Prayer candles were lit throughout various locations, and you could pay a Euro or two to light one. We were lucky enough to see the cathedral while monks were going about their routines. They sang in haunting melodies, which echoed throughout the cavernous cathedral so that you couldn’t tell which direction the music was coming from.
The stained glass windows were, of course. gorgeous.
I’m so lucky that I got to see the Notre Dame. It’s one of the first images that comes to mind when one thinks of France, and now I get to say that I saw it in person. Another item crossed off my bucket list!
Les Invalides was one of those buildings that could be seen from many areas in the city. The golden dome shined in the sunlight.
The dome is covered in a thin layer of solid gold. Les Invalides is a very large network of museums and famous buildings, but we only took a very brief tour.
Another stop on our bus tour worth mentioning is the Arc de Triomphe, which could be seen from various places in the city.
Climbing up the Eiffel
Climbing to the top of The Eiffel Tower was the number one thing I wanted to do when coming to Spain and France. And that’s on top of a very long list. You would think that, after seeing probably hundreds of different views of the tower, I would start to be less impressed. Not the case. Not the case in the slightest.
Every time I looked up to suddenly see the tower before me, I gasped. I couldn’t control it. No pictures could ever do the tower justice. All pictures that I’ve seen or took just look chunky or scrawny or matte. None of the pictures capture the tower’s grace or airiness. Time and time again, I laid eyes on the feathery monument. Time and time again, it took my breath away. Finally, on our last night in Paris, our last night in Europe, we set out to climb to the very top.
We lined up beneath the tower, the magnificent lattice of shadow and metal hanging above us like some convoluted umbrella.
It was fun to watch the other tourists excitedly wait in the line winding towards the first steps. The carousel lit up as the sun began to set. We waited for it to get dark enough so that The Eiffel Tower would start its first set of twinkling lights. Every single light-twinkle performance that we saw in Paris made me squeal.
After a few minutes in line, we finally began to make the climb. Eventually, the lights turned on, and we were washed in golden light. The white lightbulbs flashed on and off all around us, and the perspective was amazing.
Heights are not a fear of mine, and so I was full of energy and excitement the whole way up.
Others were not so fortunate. Some of my friends began to shake the higher we went. A few tears were hastily wiped away. Panic slowly set in, but everyone pushed on.

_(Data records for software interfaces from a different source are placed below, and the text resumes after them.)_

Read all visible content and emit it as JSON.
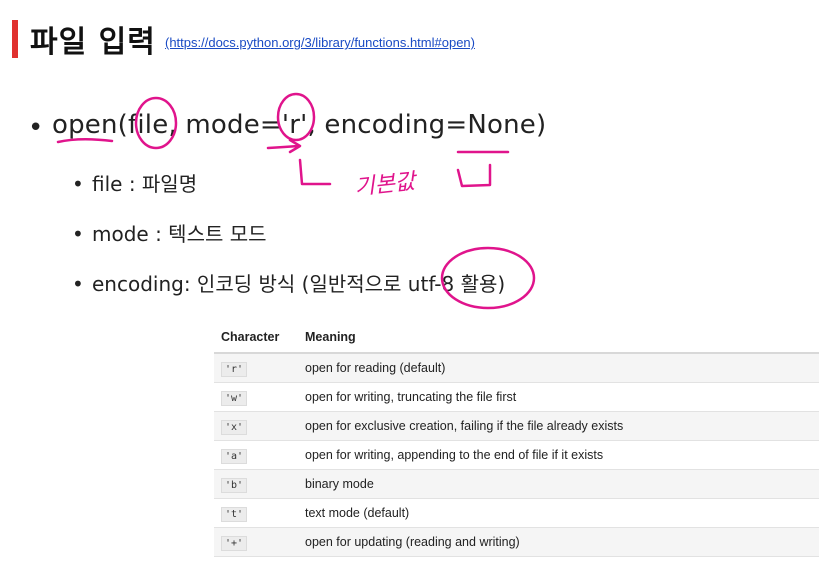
{
  "header": {
    "title": "파일 입력",
    "link": "(https://docs.python.org/3/library/functions.html#open)"
  },
  "main_line": {
    "bullet": "•",
    "text": "open(file, mode='r', encoding=None)"
  },
  "sub_items": [
    {
      "bullet": "•",
      "text": "file : 파일명"
    },
    {
      "bullet": "•",
      "text": "mode : 텍스트 모드"
    },
    {
      "bullet": "•",
      "text": "encoding: 인코딩 방식 (일반적으로 utf-8 활용)"
    }
  ],
  "handwriting": {
    "note": "기본값",
    "color": "#e0148c"
  },
  "table": {
    "headers": [
      "Character",
      "Meaning"
    ],
    "rows": [
      {
        "char": "'r'",
        "meaning": "open for reading (default)"
      },
      {
        "char": "'w'",
        "meaning": "open for writing, truncating the file first"
      },
      {
        "char": "'x'",
        "meaning": "open for exclusive creation, failing if the file already exists"
      },
      {
        "char": "'a'",
        "meaning": "open for writing, appending to the end of file if it exists"
      },
      {
        "char": "'b'",
        "meaning": "binary mode"
      },
      {
        "char": "'t'",
        "meaning": "text mode (default)"
      },
      {
        "char": "'+'",
        "meaning": "open for updating (reading and writing)"
      }
    ]
  },
  "colors": {
    "accent": "#e0312f",
    "link": "#1a4bc4",
    "annotation": "#e0148c"
  }
}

Higher and higher we climbed, with metal netting surrounding us, bathed in golden light. It got darker and darker, and the lights of the city began to turn on, turning Paris into a starry sky.
Eventually, we made it to the top. All of us, even those who were shaky.
By this point, it had gotten very dark and difficult to take pictures, but I can assure you that the views were stunning.
This was one of my all time favorite items to cross off my bucket list. I’m so glad that we went at night instead of during a hot day, and I am so glad that I got to experience such an amazing moment that will live with me forever. A great ending to an unforgettably amazing trip.